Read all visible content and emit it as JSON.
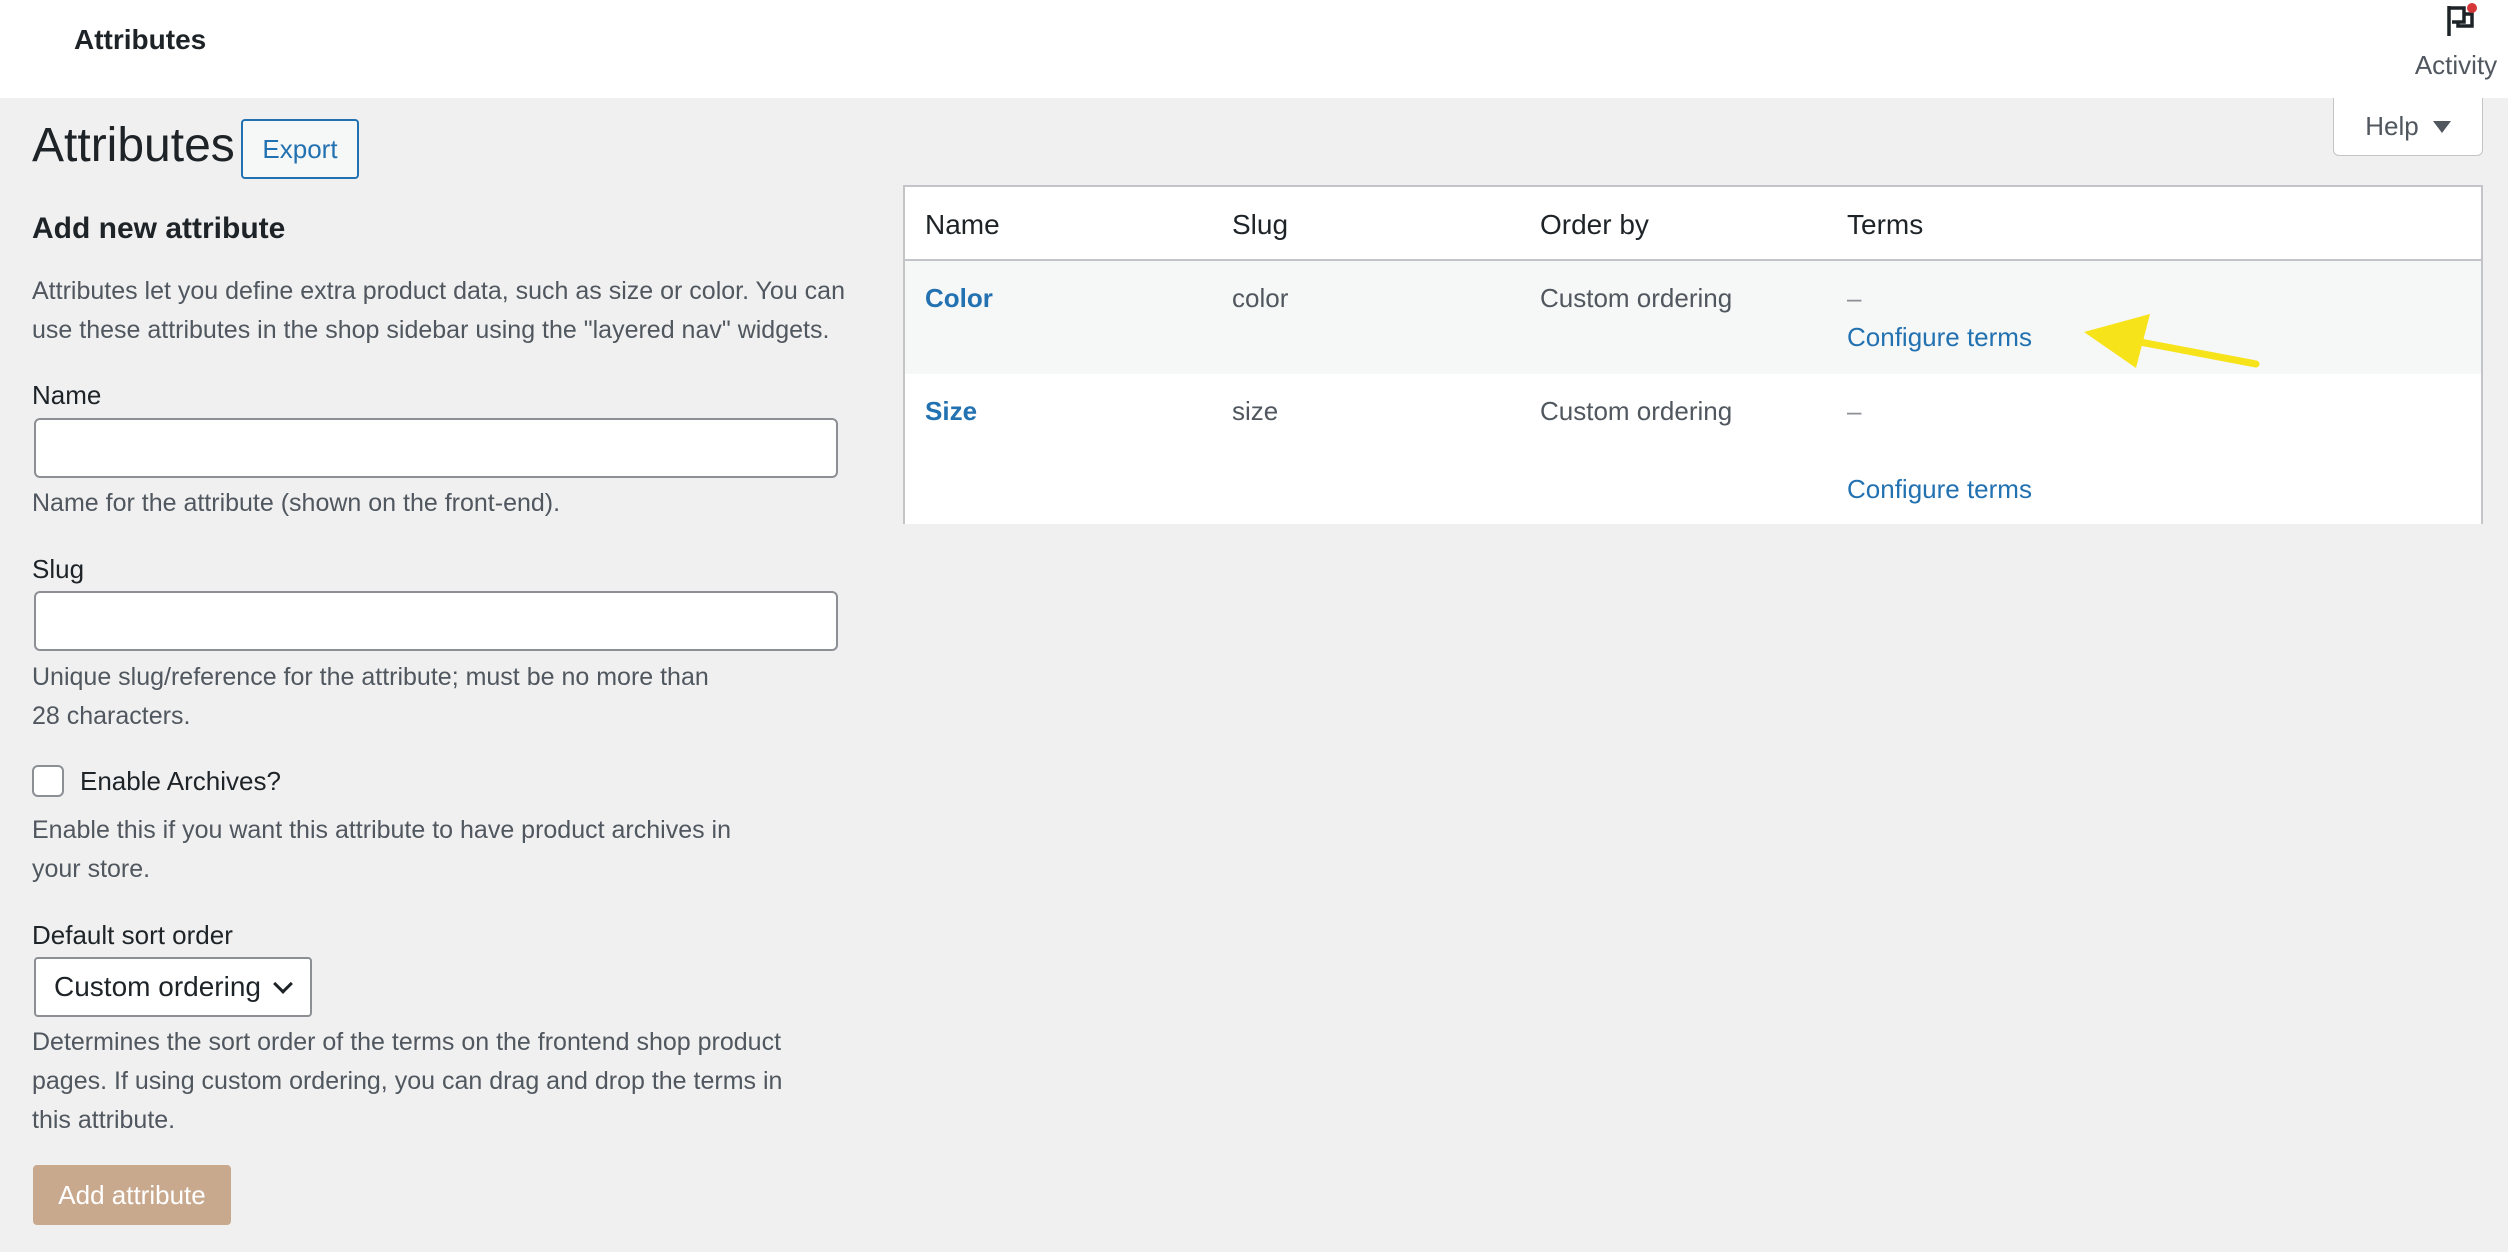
{
  "topbar": {
    "title": "Attributes",
    "activity_label": "Activity"
  },
  "help": {
    "label": "Help"
  },
  "page": {
    "title": "Attributes",
    "export_label": "Export"
  },
  "form": {
    "section_title": "Add new attribute",
    "intro_line1": "Attributes let you define extra product data, such as size or color. You can",
    "intro_line2": "use these attributes in the shop sidebar using the \"layered nav\" widgets.",
    "name_label": "Name",
    "name_value": "",
    "name_help": "Name for the attribute (shown on the front-end).",
    "slug_label": "Slug",
    "slug_value": "",
    "slug_help_line1": "Unique slug/reference for the attribute; must be no more than",
    "slug_help_line2": "28 characters.",
    "archives_label": "Enable Archives?",
    "archives_checked": false,
    "archives_help_line1": "Enable this if you want this attribute to have product archives in",
    "archives_help_line2": "your store.",
    "sort_label": "Default sort order",
    "sort_selected": "Custom ordering",
    "sort_help_line1": "Determines the sort order of the terms on the frontend shop product",
    "sort_help_line2": "pages. If using custom ordering, you can drag and drop the terms in",
    "sort_help_line3": "this attribute.",
    "submit_label": "Add attribute"
  },
  "table": {
    "headers": [
      "Name",
      "Slug",
      "Order by",
      "Terms"
    ],
    "rows": [
      {
        "name": "Color",
        "slug": "color",
        "order_by": "Custom ordering",
        "terms": "–",
        "configure": "Configure terms"
      },
      {
        "name": "Size",
        "slug": "size",
        "order_by": "Custom ordering",
        "terms": "–",
        "configure": "Configure terms"
      }
    ]
  },
  "colors": {
    "accent": "#2271b1",
    "annotation_arrow": "#f7e31a",
    "notification_dot": "#d63638"
  },
  "icons": {
    "activity": "flag-icon",
    "help_caret": "caret-down-icon",
    "select_chevron": "chevron-down-icon"
  }
}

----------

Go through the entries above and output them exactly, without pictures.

Read all visible content and emit it as JSON.
{
  "topbar": {
    "title": "Attributes",
    "activity_label": "Activity"
  },
  "help": {
    "label": "Help"
  },
  "page": {
    "title": "Attributes",
    "export_label": "Export"
  },
  "form": {
    "section_title": "Add new attribute",
    "intro_line1": "Attributes let you define extra product data, such as size or color. You can",
    "intro_line2": "use these attributes in the shop sidebar using the \"layered nav\" widgets.",
    "name_label": "Name",
    "name_value": "",
    "name_help": "Name for the attribute (shown on the front-end).",
    "slug_label": "Slug",
    "slug_value": "",
    "slug_help_line1": "Unique slug/reference for the attribute; must be no more than",
    "slug_help_line2": "28 characters.",
    "archives_label": "Enable Archives?",
    "archives_checked": false,
    "archives_help_line1": "Enable this if you want this attribute to have product archives in",
    "archives_help_line2": "your store.",
    "sort_label": "Default sort order",
    "sort_selected": "Custom ordering",
    "sort_help_line1": "Determines the sort order of the terms on the frontend shop product",
    "sort_help_line2": "pages. If using custom ordering, you can drag and drop the terms in",
    "sort_help_line3": "this attribute.",
    "submit_label": "Add attribute"
  },
  "table": {
    "headers": [
      "Name",
      "Slug",
      "Order by",
      "Terms"
    ],
    "rows": [
      {
        "name": "Color",
        "slug": "color",
        "order_by": "Custom ordering",
        "terms": "–",
        "configure": "Configure terms"
      },
      {
        "name": "Size",
        "slug": "size",
        "order_by": "Custom ordering",
        "terms": "–",
        "configure": "Configure terms"
      }
    ]
  },
  "colors": {
    "accent": "#2271b1",
    "annotation_arrow": "#f7e31a",
    "notification_dot": "#d63638"
  },
  "icons": {
    "activity": "flag-icon",
    "help_caret": "caret-down-icon",
    "select_chevron": "chevron-down-icon"
  }
}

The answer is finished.